The Wii U GamePad is Nintendo's next big home console innovation and the main selling point of the system. A big part of that appeal is the fact that it wirelessly streams the game, whether it's a match for the TV images or alternative features, from the console to the controller. We all know that, but one thing we don't yet know is how well it'll work in practice at home.
Ubisoft has already stated that, from its tests, GamePad latency is just 1/60 of a second, or one frame, which means that the controller's screen will practically match the TV output. That's a positive, but the next major concern is the wireless range that will allow this latency to work effectively, with gamers wondering just how far they can move away from the system. This topic has been addressed in the latest Iwata Asks, including the most important question: will the range make the GamePad functional in the bathroom?
Yamashita: Everyone will probably test to see how far the radio waves will reach in their house. (laughs)
Iwata: As Nintendo, we say that it will be fine using it within the same living room where the console is in, but a lot of people ask what about through a wall?
Yamashita: Yeah. The other day, someone in a different department asked if he could use it in his bathroom at his house! (laughs)
Iwata: Differences will arise depending on whether you live in a house made of wood or an apartment of reinforced concrete, and what materials the walls are made out of.
Yamashita: Yes. What we can say for certain is that it will be fine within the same space.
Iwamoto: However, if you place the Wii U console in something like a metal TV stand it may deflect the radio waves thus reducing its usable range. Radio waves weakens by the square of the distance, so even within the same space, too much distance could make them weaker, and having obstacles in between would be a disadvantage.
...Iwata: Playing at Yamashita-san's house worked with one wall in-between! (laughs) When asked "Can I use it in my bedroom?" we can say that it would work within the same space when there is nothing in the way, but basically it depends on how your house is constructed, so we have to ask that you test it in your own home.
It's clear that, unless you're using the wrong TV furniture, the same room as the system won't be a problem for the wireless functionality to work properly. That said, the GamePad can't be treated as a handheld and used throughout the house, unless perhaps you live in a single-storey apartment.
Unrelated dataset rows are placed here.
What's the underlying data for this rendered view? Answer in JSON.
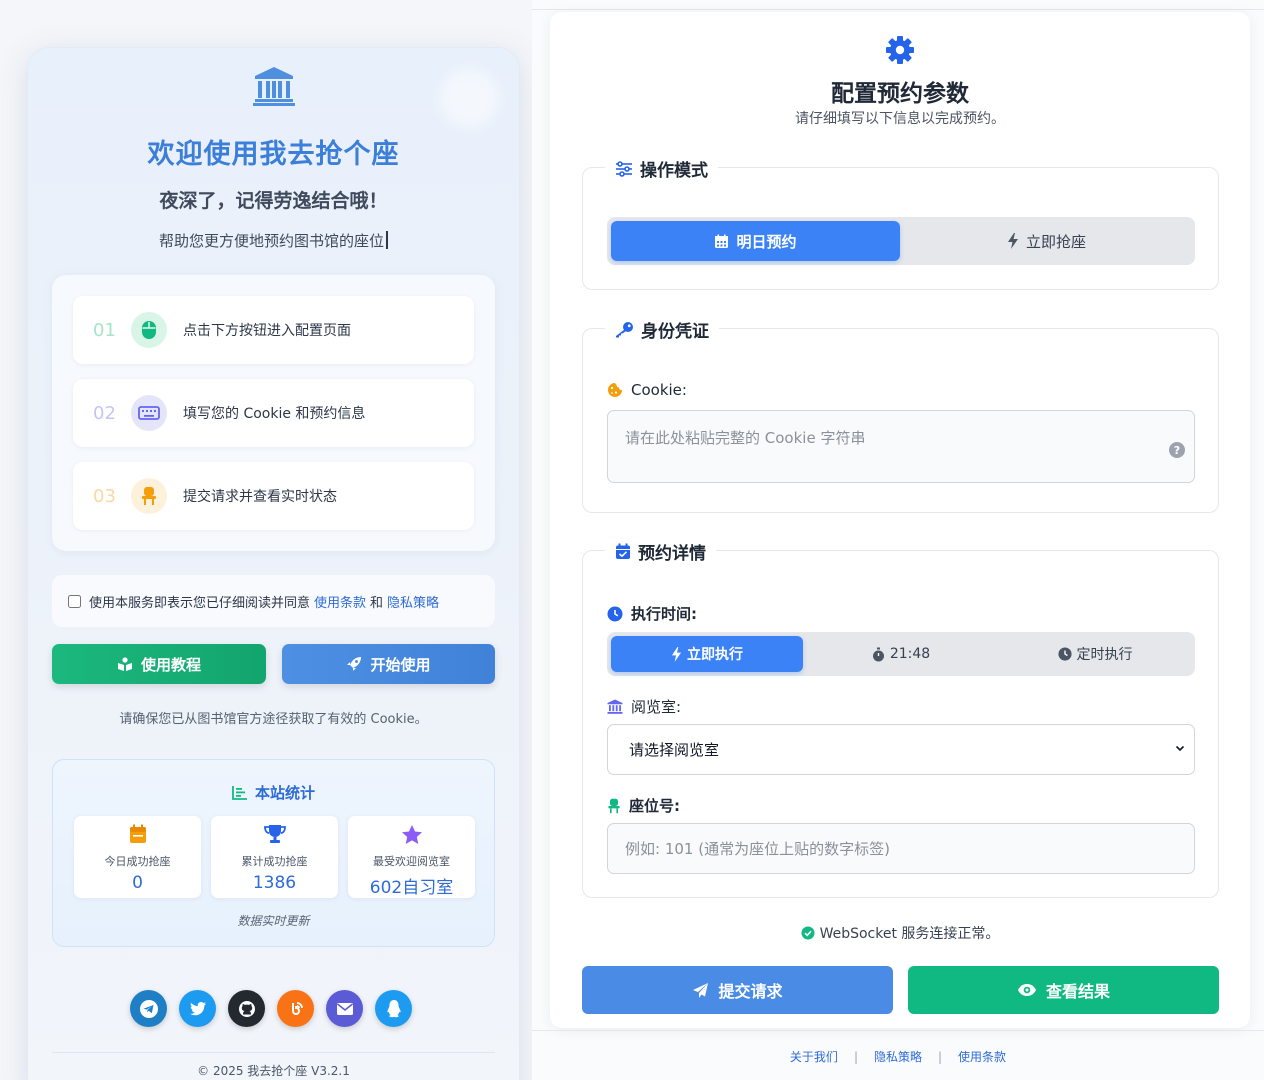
{
  "left": {
    "title": "欢迎使用我去抢个座",
    "greeting": "夜深了，记得劳逸结合哦！",
    "subtitle": "帮助您更方便地预约图书馆的座位",
    "steps": [
      {
        "num": "01",
        "text": "点击下方按钮进入配置页面",
        "icon": "mouse-icon",
        "color": "#10b981"
      },
      {
        "num": "02",
        "text": "填写您的 Cookie 和预约信息",
        "icon": "keyboard-icon",
        "color": "#6366f1"
      },
      {
        "num": "03",
        "text": "提交请求并查看实时状态",
        "icon": "chair-icon",
        "color": "#f59e0b"
      }
    ],
    "agree": {
      "text": "使用本服务即表示您已仔细阅读并同意",
      "terms": "使用条款",
      "and": "和",
      "privacy": "隐私策略"
    },
    "buttons": {
      "tutorial": "使用教程",
      "start": "开始使用"
    },
    "cookie_note": "请确保您已从图书馆官方途径获取了有效的 Cookie。",
    "stats": {
      "title": "本站统计",
      "items": [
        {
          "label": "今日成功抢座",
          "value": "0",
          "icon": "calendar-icon"
        },
        {
          "label": "累计成功抢座",
          "value": "1386",
          "icon": "trophy-icon"
        },
        {
          "label": "最受欢迎阅览室",
          "value": "602自习室",
          "icon": "star-icon"
        }
      ],
      "footnote": "数据实时更新"
    },
    "social": [
      "telegram-icon",
      "twitter-icon",
      "github-icon",
      "blog-icon",
      "email-icon",
      "qq-icon"
    ],
    "copyright": "© 2025 我去抢个座 V3.2.1"
  },
  "right": {
    "title": "配置预约参数",
    "subtitle": "请仔细填写以下信息以完成预约。",
    "mode": {
      "legend": "操作模式",
      "options": [
        "明日预约",
        "立即抢座"
      ],
      "selected": "明日预约"
    },
    "credential": {
      "legend": "身份凭证",
      "cookie_label": "Cookie:",
      "cookie_placeholder": "请在此处粘贴完整的 Cookie 字符串"
    },
    "details": {
      "legend": "预约详情",
      "time_label": "执行时间:",
      "time_options": [
        "立即执行",
        "21:48",
        "定时执行"
      ],
      "time_selected": "立即执行",
      "room_label": "阅览室:",
      "room_selected": "请选择阅览室",
      "seat_label": "座位号:",
      "seat_placeholder": "例如: 101 (通常为座位上贴的数字标签)"
    },
    "ws_status": "WebSocket 服务连接正常。",
    "buttons": {
      "submit": "提交请求",
      "view": "查看结果"
    },
    "footer": [
      "关于我们",
      "隐私策略",
      "使用条款"
    ]
  }
}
On the plus side, this Iwata Asks goes into great detail to explain the technology and testing that's behind the controller, suggesting that no stone has been left unturned in terms of ensuring reliability.
On a lighter note, the following excerpt shows that these Iwata Asks sessions appear to be a lot of fun, and we can't help but wish we were there with them to join in with the laughter.
Iwamoto: We were supposed to be making a controller, but it has all the functions of a handheld!
Yamashita: Yes. And they all run wirelessly. We had to develop software for a lot of things—NFC, the TV control button, and the geomagnetic sensor — it was a lot of work! However, with regard to NFC, when we saw your announcement, Iwata-san, we were shocked. We were like, "Huh?! He's announcing that?!" (laughs)
Iwata: Is that so? Sorry about that! (laughs)
We recommend that you take the time to read the full Iwata Asks article for more details on the GamePad, as it's full of interesting information. We'll be trying to have as much fun as Iwata-san and company here at NL towers, too (laughs).